→ **Aim of the task**
Please reproduce the entries exactly, skipping each picture.
========
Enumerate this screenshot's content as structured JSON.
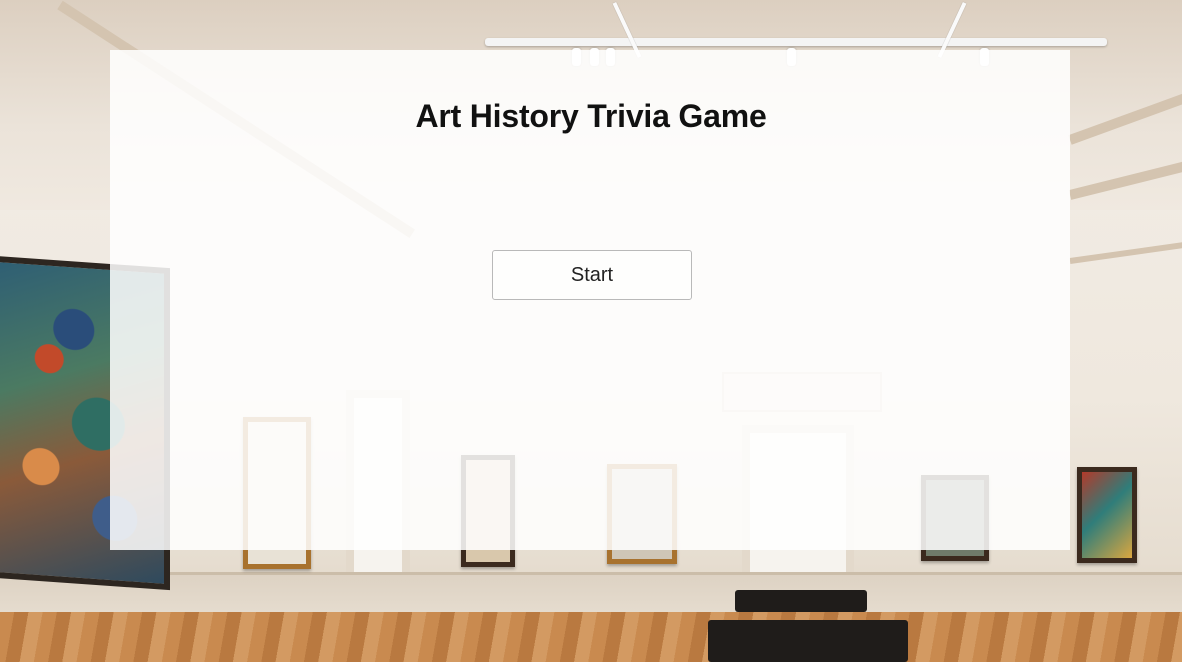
{
  "game": {
    "title": "Art History Trivia Game",
    "start_label": "Start"
  },
  "background": {
    "description_icon": "museum-gallery-image"
  },
  "colors": {
    "card_background": "#ffffff",
    "title_text": "#111111",
    "button_border": "#b9b9b9"
  }
}
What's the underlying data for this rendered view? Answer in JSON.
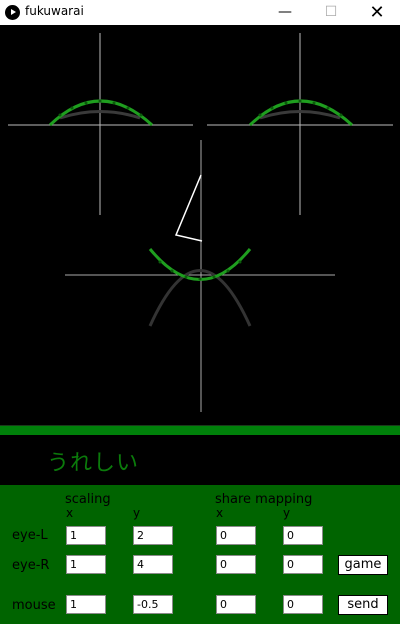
{
  "window": {
    "title": "fukuwarai",
    "min": "—",
    "max": "☐",
    "close": "✕"
  },
  "emotion": "うれしい",
  "headers": {
    "scaling": "scaling",
    "share_mapping": "share mapping",
    "x": "x",
    "y": "y"
  },
  "rows": [
    {
      "label": "eye-L",
      "scaling_x": "1",
      "scaling_y": "2",
      "share_x": "0",
      "share_y": "0",
      "button": ""
    },
    {
      "label": "eye-R",
      "scaling_x": "1",
      "scaling_y": "4",
      "share_x": "0",
      "share_y": "0",
      "button": "game"
    },
    {
      "label": "mouse",
      "scaling_x": "1",
      "scaling_y": "-0.5",
      "share_x": "0",
      "share_y": "0",
      "button": "send"
    }
  ],
  "colors": {
    "panel": "#006400",
    "accent_green": "#00c000",
    "emotion_text": "#0b7b0b"
  }
}
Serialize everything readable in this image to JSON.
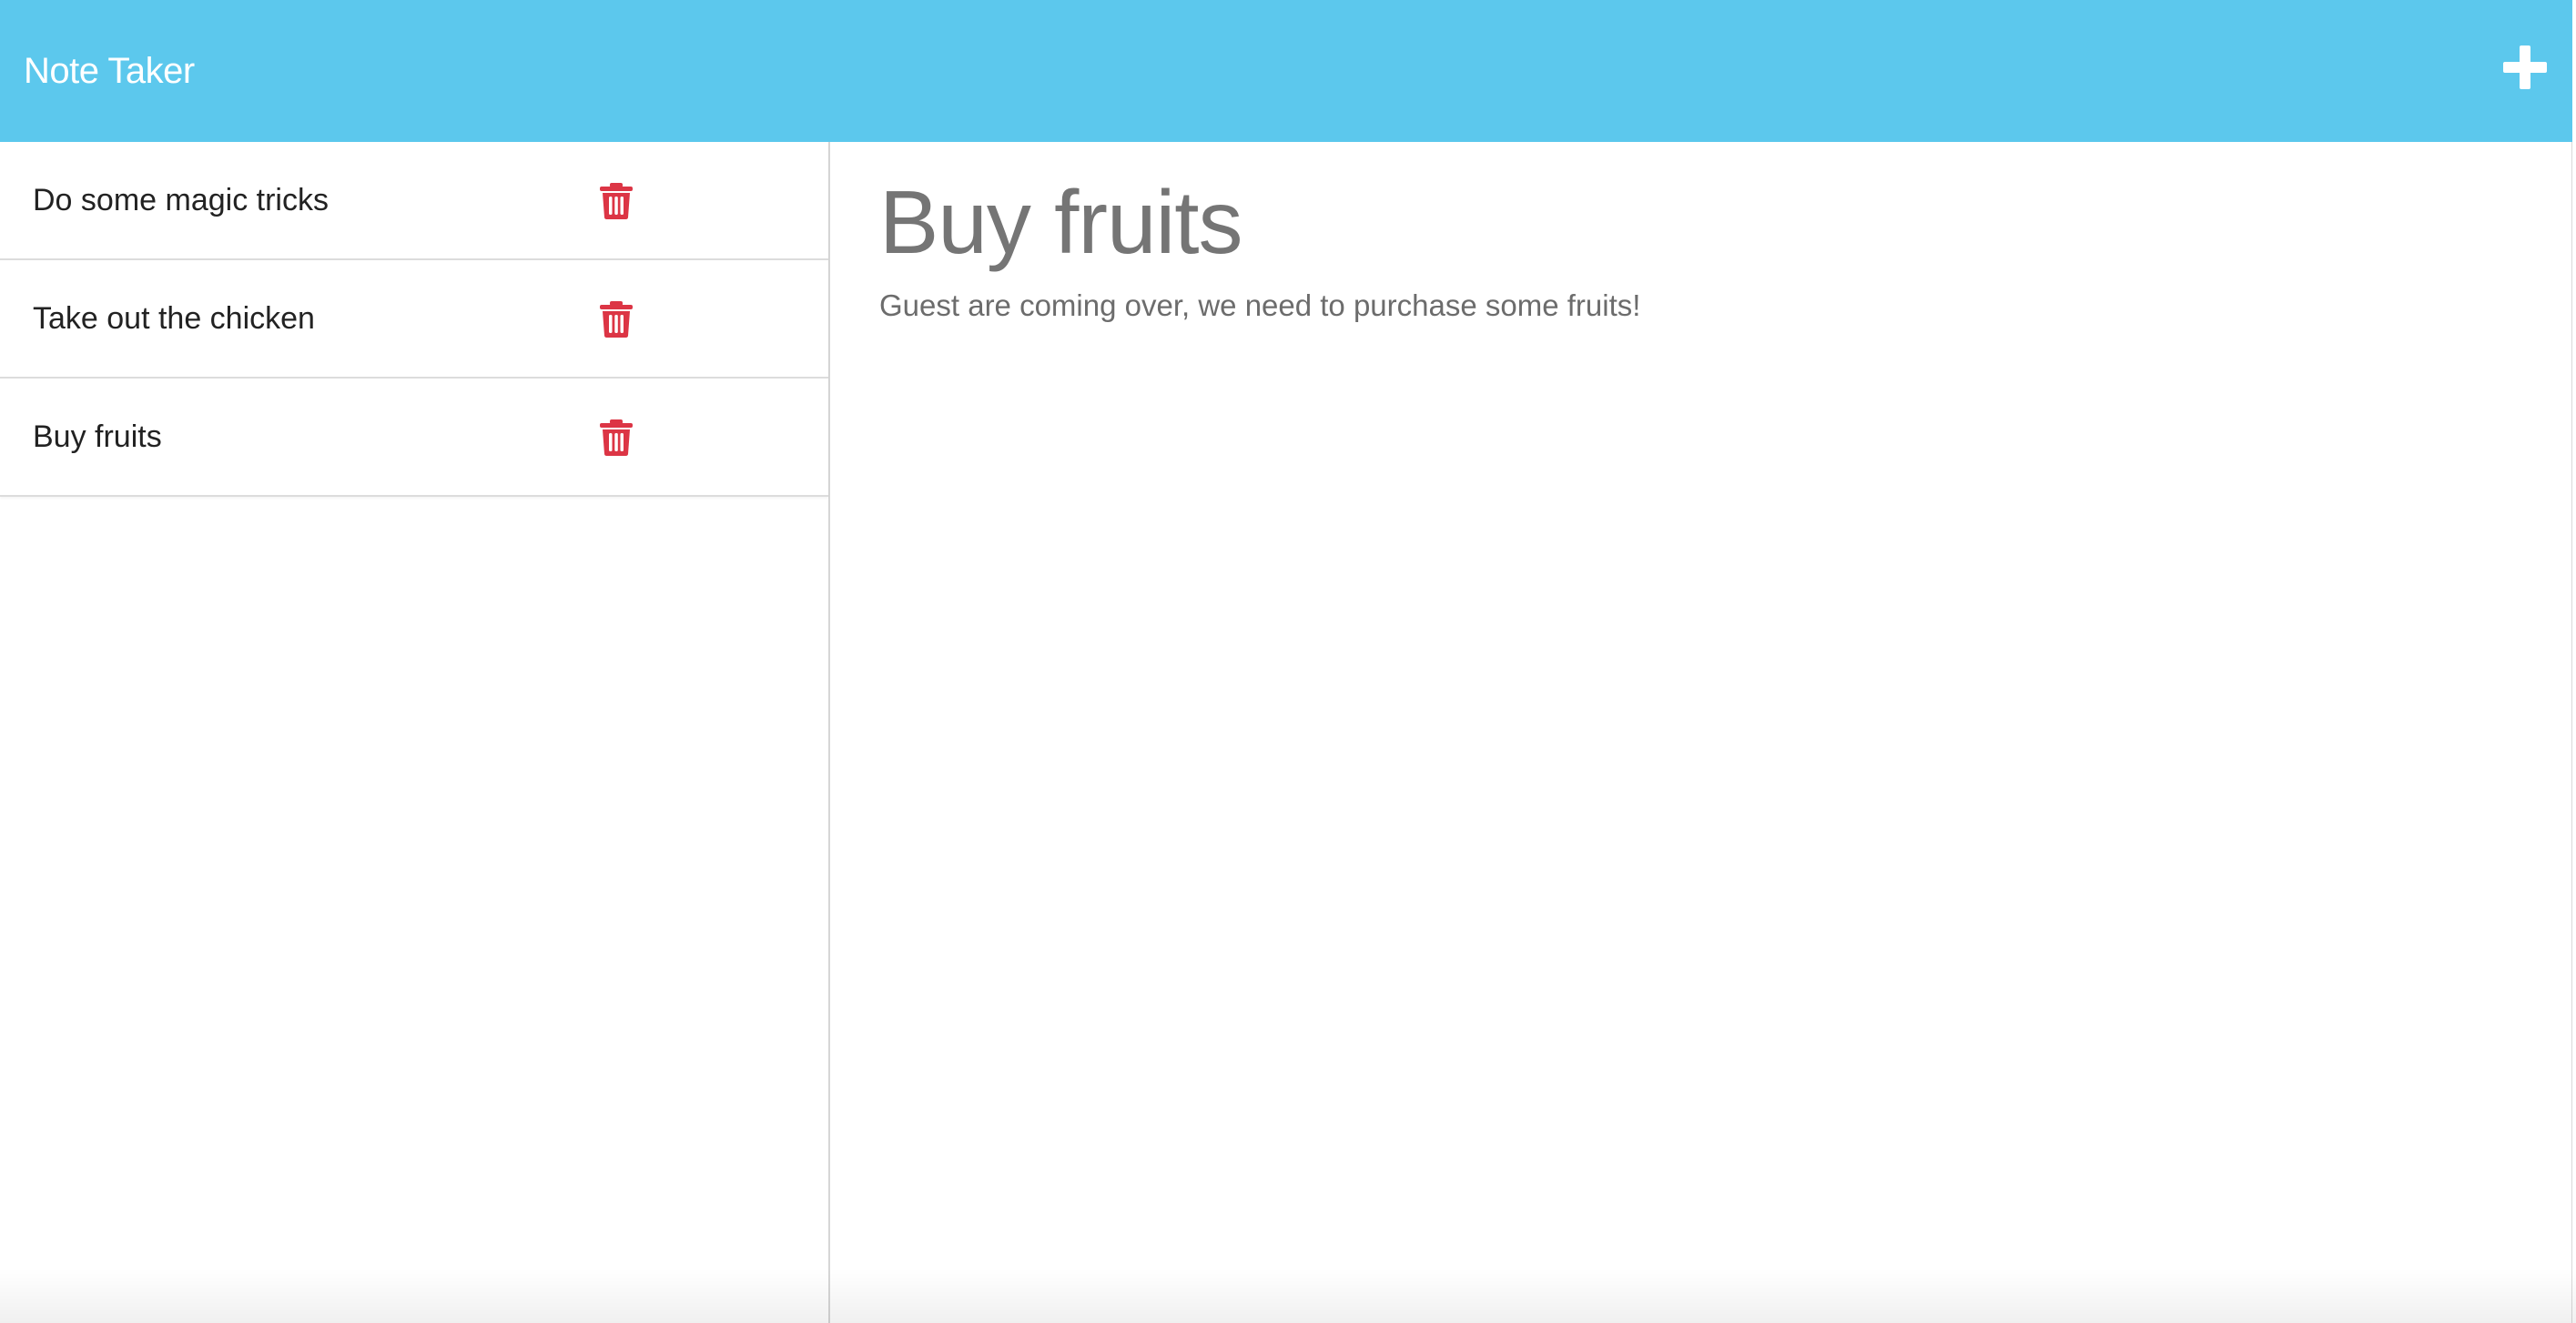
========
→ **Output of the exercise**
Enumerate this screenshot's content as structured JSON.
{
  "game": {
    "title": "Art History Trivia Game",
    "start_label": "Start"
  },
  "background": {
    "description_icon": "museum-gallery-image"
  },
  "colors": {
    "card_background": "#ffffff",
    "title_text": "#111111",
    "button_border": "#b9b9b9"
  }
}
What's the underlying data for this rendered view? Answer in JSON.
{
  "window": {
    "title": "fukuwarai",
    "min": "—",
    "max": "☐",
    "close": "✕"
  },
  "emotion": "うれしい",
  "headers": {
    "scaling": "scaling",
    "share_mapping": "share mapping",
    "x": "x",
    "y": "y"
  },
  "rows": [
    {
      "label": "eye-L",
      "scaling_x": "1",
      "scaling_y": "2",
      "share_x": "0",
      "share_y": "0",
      "button": ""
    },
    {
      "label": "eye-R",
      "scaling_x": "1",
      "scaling_y": "4",
      "share_x": "0",
      "share_y": "0",
      "button": "game"
    },
    {
      "label": "mouse",
      "scaling_x": "1",
      "scaling_y": "-0.5",
      "share_x": "0",
      "share_y": "0",
      "button": "send"
    }
  ],
  "colors": {
    "panel": "#006400",
    "accent_green": "#00c000",
    "emotion_text": "#0b7b0b"
  }
}
Serialize everything readable in this image to JSON.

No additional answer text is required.